Schultz, now 87, shared his remembrances from 1945 with hundreds of people who packed into Congregation Sons of Israel Sunday for the 35th annual Holocaust Memorial Service sponsored by the United Churches of the Chambersburg Area.
Schultz said what he saw at Dachau “has had a lasting effect on my person ever since then.”
“We need to hear its story again and again,” said Schultz, who is pastor emeritus of Chambersburg’s St. John’s United Church of Christ.
The Holocaust Memorial Service serves as a way to remember 11 million people — six million of them Jews — killed in Nazi-orchestrated genocide, according to the Rev. William Harter, pastor emeritus of the Presbyterian Church of Falling Spring.
“We must never forget, and we must commit ourselves to the redemption of the world into the next day and day after,” he said.
The service mixed Hebrew and English, and it featured prayer, music and the lighting of candles. Eighth-grade girls from Chambersburg Area School District’s middle schools sang.
Holocaust survivor Elsbeth Schmidt, who lives at Menno Haven in Chambersburg, shared her story, saying her entire life changed starting in 1933.
Schmidt’s father was taken to a camp, where his family was initially allowed to visit once a month. He later died there.
“My mom was sent by cattle car to Auschwitz, where she died,” she said.
Schmidt, 92, struggled to learn English as she emigrated to safety in Allentown, Pa.
“I am here today so that you can understand this horrible event that shaped my life and so many others. We lost 6 million of our people, 2 1/2 million of whom were children,” she said.
Wilson College student Jessica Middleberg talked about what she learned from her grandparents who survived the Holocaust. She said her grandparents and the people who aided them taught her selflessness, unconditional love and tolerance.
“My path doesn’t take away from your path and vice versa,” she said of being tolerant.
Lori Leister of Chambersburg attended the service for the first time. She said she would recommend others attend in the future.
“It’s well worth it,” she said.
Her 17-year-old daughter, Karie Leister, visited Germany last summer and went to Dachau. She said Schultz’s recollections enhanced what she learned when visiting the camp.

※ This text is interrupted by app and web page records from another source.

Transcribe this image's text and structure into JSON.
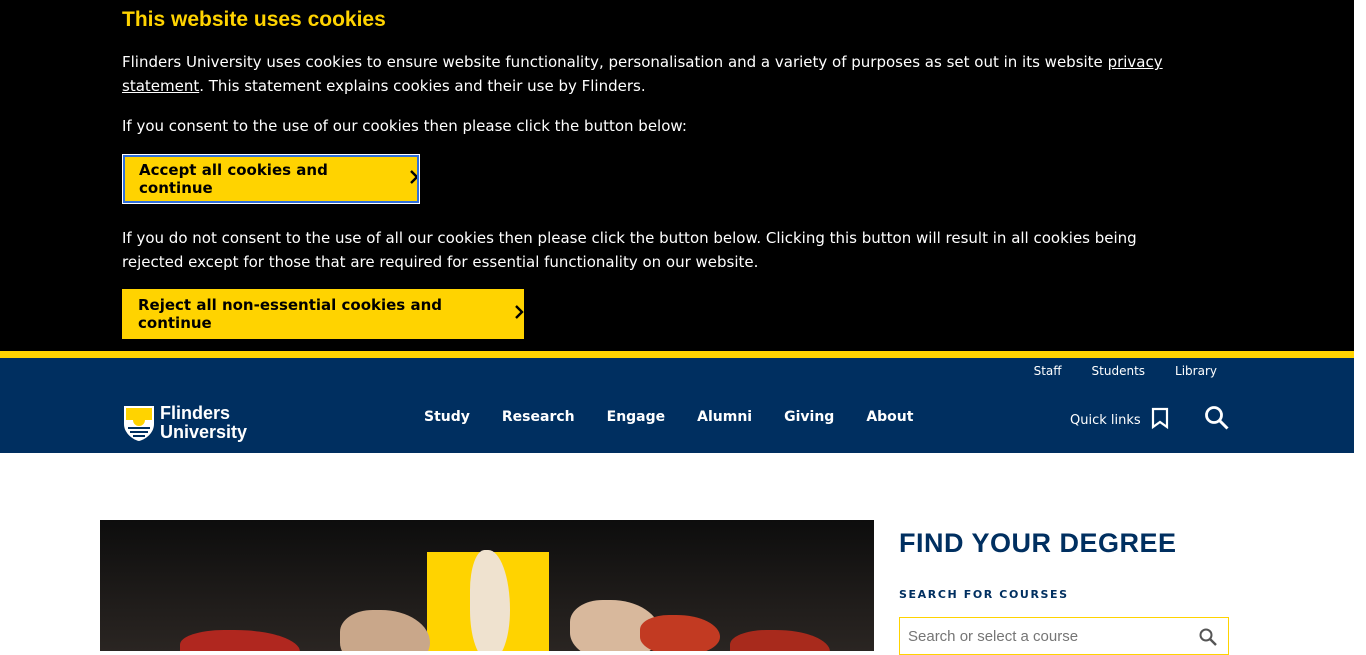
{
  "cookie": {
    "title": "This website uses cookies",
    "text1_before": "Flinders University uses cookies to ensure website functionality, personalisation and a variety of purposes as set out in its website ",
    "text1_link": "privacy statement",
    "text1_after": ". This statement explains cookies and their use by Flinders.",
    "text2": "If you consent to the use of our cookies then please click the button below:",
    "accept_label": "Accept all cookies and continue",
    "text3": "If you do not consent to the use of all our cookies then please click the button below. Clicking this button will result in all cookies being rejected except for those that are required for essential functionality on our website.",
    "reject_label": "Reject all non-essential cookies and continue"
  },
  "header": {
    "utility": [
      "Staff",
      "Students",
      "Library"
    ],
    "logo_line1": "Flinders",
    "logo_line2": "University",
    "nav": [
      "Study",
      "Research",
      "Engage",
      "Alumni",
      "Giving",
      "About"
    ],
    "quick_links": "Quick links"
  },
  "find": {
    "title": "FIND YOUR DEGREE",
    "label": "SEARCH FOR COURSES",
    "placeholder": "Search or select a course"
  },
  "colors": {
    "brand_yellow": "#ffd300",
    "brand_navy": "#002f60",
    "banner_bg": "#000000"
  },
  "icons": [
    "chevron-right-icon",
    "bookmark-icon",
    "search-icon"
  ]
}
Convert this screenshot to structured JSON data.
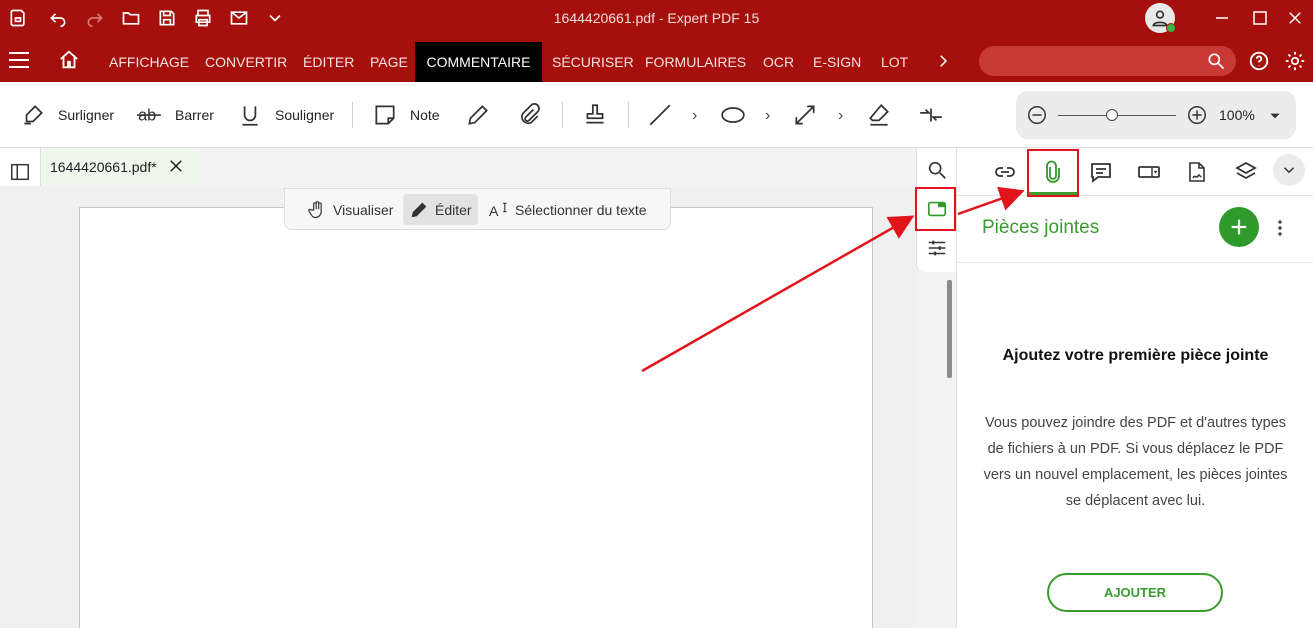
{
  "titlebar": {
    "doc_title": "1644420661.pdf  -  Expert PDF 15",
    "icons": [
      "app-logo-icon",
      "undo-icon",
      "redo-icon",
      "open-folder-icon",
      "save-icon",
      "print-icon",
      "email-icon",
      "chevron-down-icon"
    ]
  },
  "menubar": {
    "items": [
      "AFFICHAGE",
      "CONVERTIR",
      "ÉDITER",
      "PAGE",
      "COMMENTAIRE",
      "SÉCURISER",
      "FORMULAIRES",
      "OCR",
      "E-SIGN",
      "LOT"
    ],
    "active": "COMMENTAIRE",
    "search_placeholder": ""
  },
  "ribbon": {
    "highlight": "Surligner",
    "strike": "Barrer",
    "underline": "Souligner",
    "note": "Note",
    "zoom_value": "100%",
    "zoom_level_fraction": 0.46
  },
  "document_tab": {
    "label": "1644420661.pdf*"
  },
  "mode_bar": {
    "view": "Visualiser",
    "edit": "Éditer",
    "select_text": "Sélectionner du texte",
    "active": "Éditer"
  },
  "right_panel": {
    "title": "Pièces jointes",
    "heading": "Ajoutez votre première pièce jointe",
    "body": "Vous pouvez joindre des PDF et d'autres types de fichiers à un PDF. Si vous déplacez le PDF vers un nouvel emplacement, les pièces jointes se déplacent avec lui.",
    "button": "AJOUTER",
    "active_tab": "attachments"
  },
  "colors": {
    "brand_red": "#a5100c",
    "accent_green": "#3a9b2f",
    "annotation_red": "#e1141b"
  }
}
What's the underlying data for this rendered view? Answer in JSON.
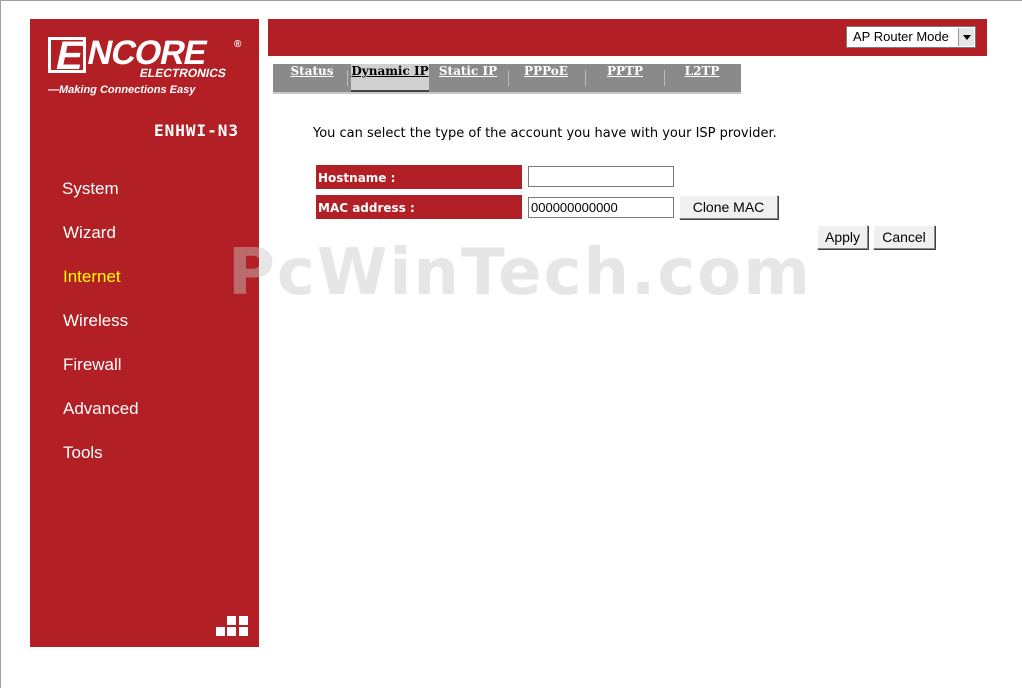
{
  "brand": {
    "logo_letter": "E",
    "logo_word": "NCORE",
    "logo_reg": "®",
    "logo_sub": "ELECTRONICS",
    "tagline": "—Making Connections Easy",
    "model": "ENHWI-N3"
  },
  "sidebar": {
    "items": [
      {
        "label": "System",
        "active": false
      },
      {
        "label": "Wizard",
        "active": false
      },
      {
        "label": "Internet",
        "active": true
      },
      {
        "label": "Wireless",
        "active": false
      },
      {
        "label": "Firewall",
        "active": false
      },
      {
        "label": "Advanced",
        "active": false
      },
      {
        "label": "Tools",
        "active": false
      }
    ]
  },
  "header": {
    "mode_select": "AP Router Mode"
  },
  "tabs": [
    {
      "label": "Status",
      "active": false
    },
    {
      "label": "Dynamic IP",
      "active": true
    },
    {
      "label": "Static IP",
      "active": false
    },
    {
      "label": "PPPoE",
      "active": false
    },
    {
      "label": "PPTP",
      "active": false
    },
    {
      "label": "L2TP",
      "active": false
    }
  ],
  "main": {
    "intro": "You can select the type of the account you have with your ISP provider.",
    "hostname": {
      "label": "Hostname :",
      "value": ""
    },
    "mac": {
      "label": "MAC address :",
      "value": "000000000000"
    },
    "clone_mac_label": "Clone MAC",
    "apply_label": "Apply",
    "cancel_label": "Cancel"
  },
  "watermark": "PcWinTech.com",
  "colors": {
    "brand_red": "#b21f24",
    "active_menu": "#ffff00",
    "tab_gray": "#8a8a8a"
  }
}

“It was just an experience that made it more real,” she said.
“To hear it was just ‘wow,’” Lori Leister said.